>>

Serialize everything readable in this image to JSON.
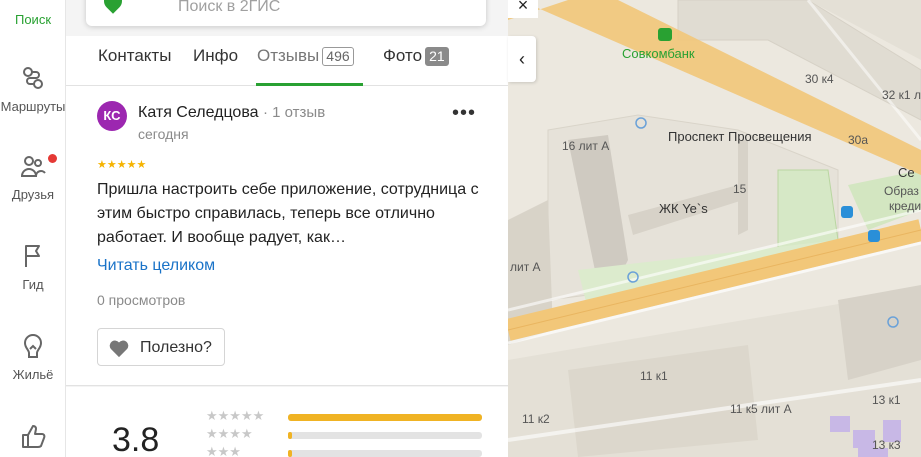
{
  "rail": {
    "search": "Поиск",
    "items": [
      {
        "label": "Маршруты",
        "icon": "routes-icon"
      },
      {
        "label": "Друзья",
        "icon": "friends-icon"
      },
      {
        "label": "Гид",
        "icon": "flag-icon"
      },
      {
        "label": "Жильё",
        "icon": "house-icon"
      },
      {
        "label": "",
        "icon": "thumbs-up-icon"
      }
    ]
  },
  "search": {
    "placeholder": "Поиск в 2ГИС"
  },
  "tabs": [
    {
      "label": "Контакты"
    },
    {
      "label": "Инфо"
    },
    {
      "label": "Отзывы",
      "count": "496"
    },
    {
      "label": "Фото",
      "count": "21"
    }
  ],
  "review": {
    "avatar_initials": "КС",
    "author": "Катя Селедцова",
    "author_reviews": "· 1 отзыв",
    "date": "сегодня",
    "more": "•••",
    "stars": "★★★★★",
    "rating": 5,
    "text": "Пришла настроить себе приложение, сотрудница с этим быстро справилась, теперь все отлично работает. И вообще радует, как…",
    "read_more": "Читать целиком",
    "views": "0 просмотров",
    "useful": "Полезно?"
  },
  "rating_summary": {
    "score": "3.8",
    "rows": [
      {
        "stars": 5,
        "fraction": 1.0
      },
      {
        "stars": 4,
        "fraction": 0.02
      },
      {
        "stars": 3,
        "fraction": 0.02
      }
    ]
  },
  "map": {
    "close": "×",
    "toggle": "‹",
    "labels": [
      {
        "text": "Совкомбанк",
        "kind": "green"
      },
      {
        "text": "30 к4"
      },
      {
        "text": "32 к1 лит"
      },
      {
        "text": "16 лит А"
      },
      {
        "text": "Проспект Просвещения",
        "kind": "big"
      },
      {
        "text": "30а"
      },
      {
        "text": "Се"
      },
      {
        "text": "15"
      },
      {
        "text": "Образ"
      },
      {
        "text": "креди"
      },
      {
        "text": "ЖК Ye`s",
        "kind": "big"
      },
      {
        "text": "лит А"
      },
      {
        "text": "11 к1"
      },
      {
        "text": "11 к2"
      },
      {
        "text": "11 к5 лит А"
      },
      {
        "text": "13 к1"
      },
      {
        "text": "13 к3"
      }
    ]
  }
}
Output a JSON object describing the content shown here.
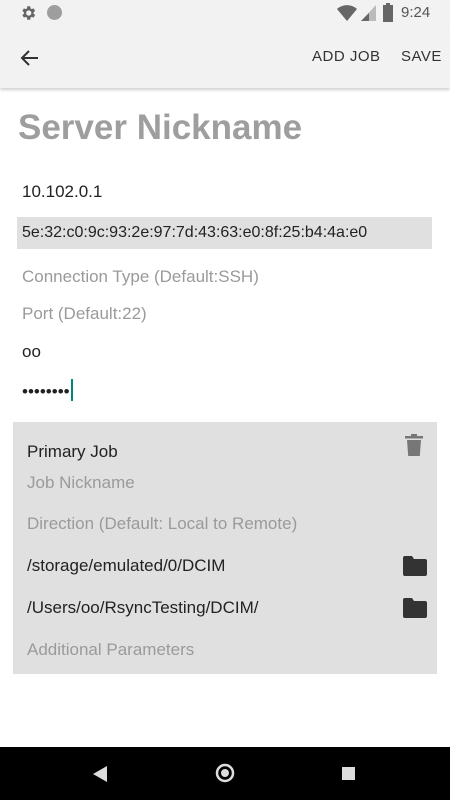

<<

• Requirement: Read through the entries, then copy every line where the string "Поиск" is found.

• Answer box:
    "search": "Поиск",
    "placeholder": "Поиск в 2ГИС"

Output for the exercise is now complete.